There has been a lot of controversy surrounding the book Lean In: Women, Work, and the Will to Lead by Sheryl Sandberg.  Most of the criticism comes from the costs of "leaning in" to support workers like housekeepers and cooks for the modern working woman.  Hey, if I could afford people to work those jobs, I would lean in like crazy.  Like most working moms, however, I still have to manage my career and do those tasks at home.  However, the principle of "leaning in" is something that applies to our work as interpreters in a big way.  The very essence of our work is to give a boost to our Deaf clientele.  They can do the things they do without us, but we can supercharge their upward mobility when they lean in on us and we support them successfully.

No one is a better example of this than the newly appointed White House Disability Liaison, Claudia Gordon.  She is a dynamic, brilliant woman who is going just as far as her early days promised she would.  However, I'm sure there is a small group of interpreters out there doing a tiny fist pump over her success since it represents a very real commendation to the quality of the work they've been doing over the years for Ms. Gordon.  A successful partnership between a Deaf professional and their designated interpreters can truly eliminate barriers and even boost the careers of those Deaf professionals reaching for the very highest branches of success.

Understanding our client's communication goals is the primary feature of this successful relationship and informs most of the choices we make throughout the course of our working day.  Does the client want to network at that training or are they focused solely on the lecture content?  Will the doctor need a knowledgeable consent to a procedure or are they trying to get allergy information in a crisis situation?  Knowing the ultimate goals of the parties involved can help the interpreter negotiate the most elegant and efficient interpretation possible.

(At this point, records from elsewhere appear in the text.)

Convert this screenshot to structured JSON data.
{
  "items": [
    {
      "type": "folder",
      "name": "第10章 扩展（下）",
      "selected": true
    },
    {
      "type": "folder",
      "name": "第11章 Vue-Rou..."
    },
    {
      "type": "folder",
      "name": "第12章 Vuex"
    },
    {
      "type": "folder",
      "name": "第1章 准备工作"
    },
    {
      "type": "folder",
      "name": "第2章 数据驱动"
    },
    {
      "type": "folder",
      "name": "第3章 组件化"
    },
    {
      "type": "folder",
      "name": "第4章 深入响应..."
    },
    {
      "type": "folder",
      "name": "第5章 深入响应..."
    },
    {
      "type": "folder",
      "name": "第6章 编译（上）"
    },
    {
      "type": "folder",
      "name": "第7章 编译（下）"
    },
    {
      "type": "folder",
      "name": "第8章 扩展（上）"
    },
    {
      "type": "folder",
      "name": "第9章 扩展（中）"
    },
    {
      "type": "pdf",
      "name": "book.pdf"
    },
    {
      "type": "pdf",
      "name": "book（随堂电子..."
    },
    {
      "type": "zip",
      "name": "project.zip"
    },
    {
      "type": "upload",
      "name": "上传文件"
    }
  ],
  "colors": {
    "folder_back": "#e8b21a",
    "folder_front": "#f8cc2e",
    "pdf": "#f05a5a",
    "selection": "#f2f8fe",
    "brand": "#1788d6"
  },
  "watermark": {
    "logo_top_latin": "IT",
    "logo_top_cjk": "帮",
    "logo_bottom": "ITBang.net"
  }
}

Congratulations to Ms. Gordon on her new position.  And a subtle fist bump to the interpreters that have done their small parts in helping Ms. Gordon be just as amazing as she can be.  It's amazing to see what a world without barriers may begin to look like.